EXERCISE:
Verbatim copy, images removed: write out the entries below.

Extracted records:
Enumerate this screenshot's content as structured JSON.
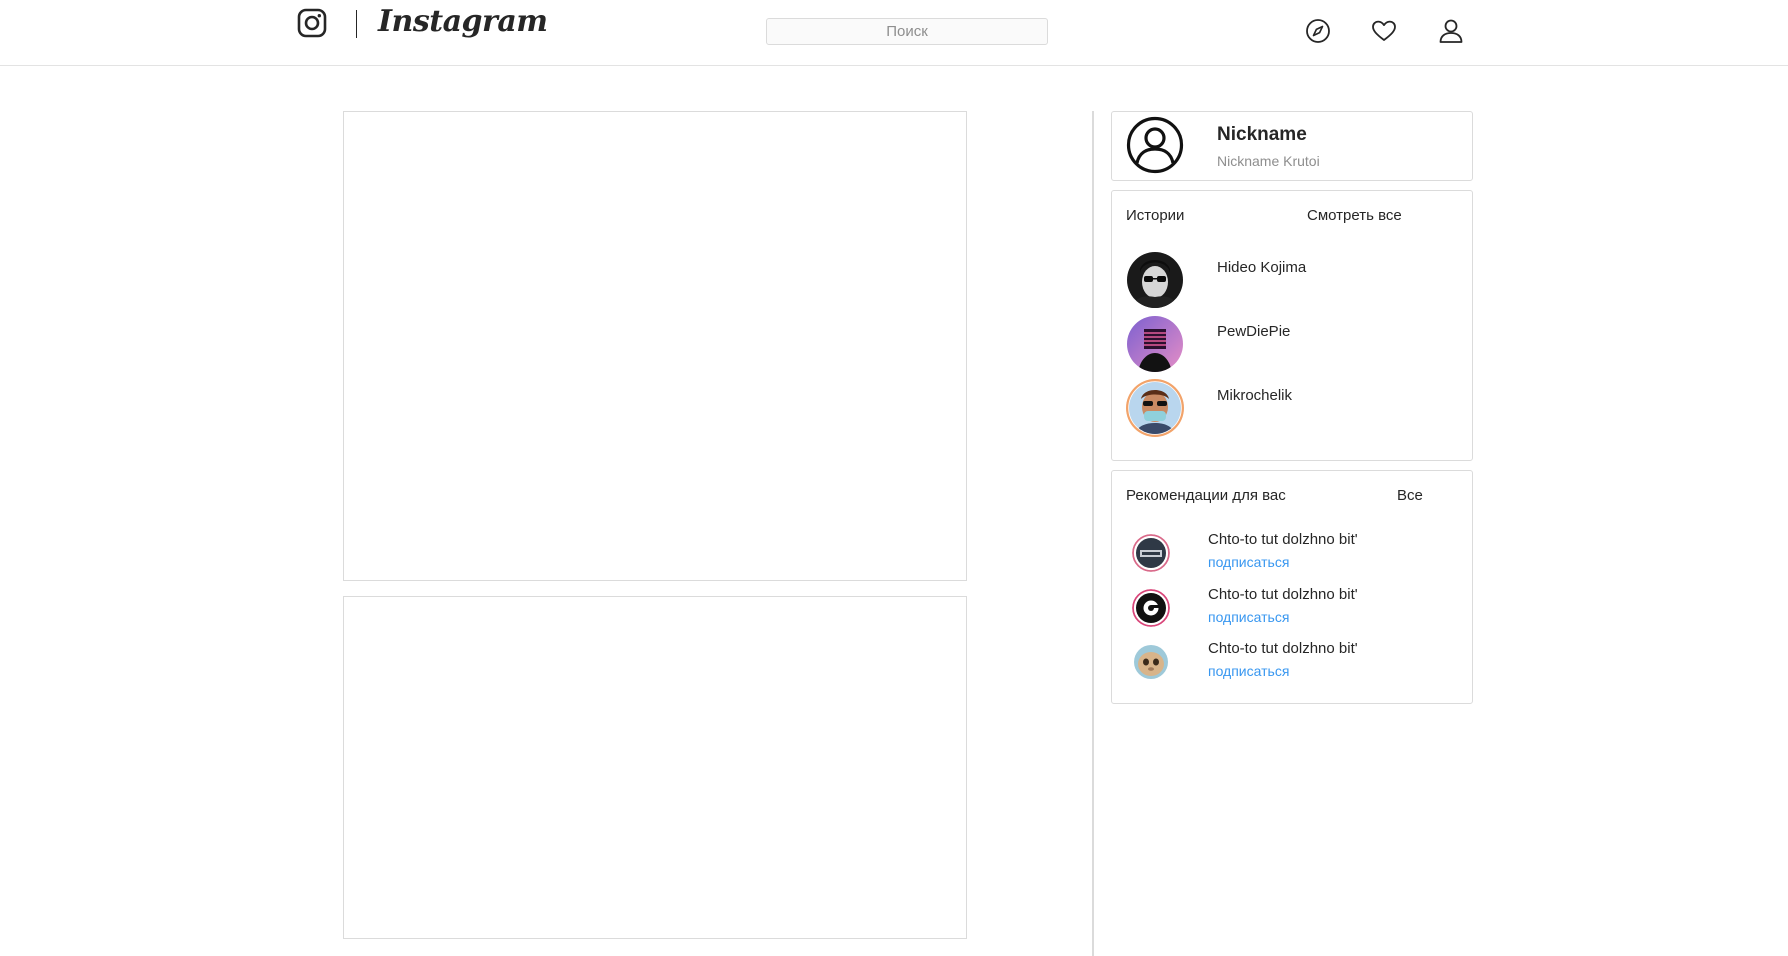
{
  "header": {
    "brand": "Instagram",
    "search_placeholder": "Поиск",
    "icons": [
      "instagram-logo-icon",
      "compass-icon",
      "heart-icon",
      "user-icon"
    ]
  },
  "profile": {
    "nickname": "Nickname",
    "full_name": "Nickname Krutoi"
  },
  "stories": {
    "title": "Истории",
    "see_all": "Смотреть все",
    "items": [
      {
        "name": "Hideo Kojima"
      },
      {
        "name": "PewDiePie"
      },
      {
        "name": "Mikrochelik"
      }
    ]
  },
  "suggestions": {
    "title": "Рекомендации для вас",
    "see_all": "Все",
    "items": [
      {
        "text": "Chto-to tut dolzhno bit'",
        "action": "подписаться"
      },
      {
        "text": "Chto-to tut dolzhno bit'",
        "action": "подписаться"
      },
      {
        "text": "Chto-to tut dolzhno bit'",
        "action": "подписаться"
      }
    ]
  },
  "colors": {
    "border": "#dbdbdb",
    "text": "#262626",
    "muted": "#8e8e8e",
    "link": "#3897f0"
  }
}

RESPONSE AREA:
Enumerate this screenshot's content as structured JSON.
{
  "header": {
    "brand": "Instagram",
    "search_placeholder": "Поиск",
    "icons": [
      "instagram-logo-icon",
      "compass-icon",
      "heart-icon",
      "user-icon"
    ]
  },
  "profile": {
    "nickname": "Nickname",
    "full_name": "Nickname Krutoi"
  },
  "stories": {
    "title": "Истории",
    "see_all": "Смотреть все",
    "items": [
      {
        "name": "Hideo Kojima"
      },
      {
        "name": "PewDiePie"
      },
      {
        "name": "Mikrochelik"
      }
    ]
  },
  "suggestions": {
    "title": "Рекомендации для вас",
    "see_all": "Все",
    "items": [
      {
        "text": "Chto-to tut dolzhno bit'",
        "action": "подписаться"
      },
      {
        "text": "Chto-to tut dolzhno bit'",
        "action": "подписаться"
      },
      {
        "text": "Chto-to tut dolzhno bit'",
        "action": "подписаться"
      }
    ]
  },
  "colors": {
    "border": "#dbdbdb",
    "text": "#262626",
    "muted": "#8e8e8e",
    "link": "#3897f0"
  }
}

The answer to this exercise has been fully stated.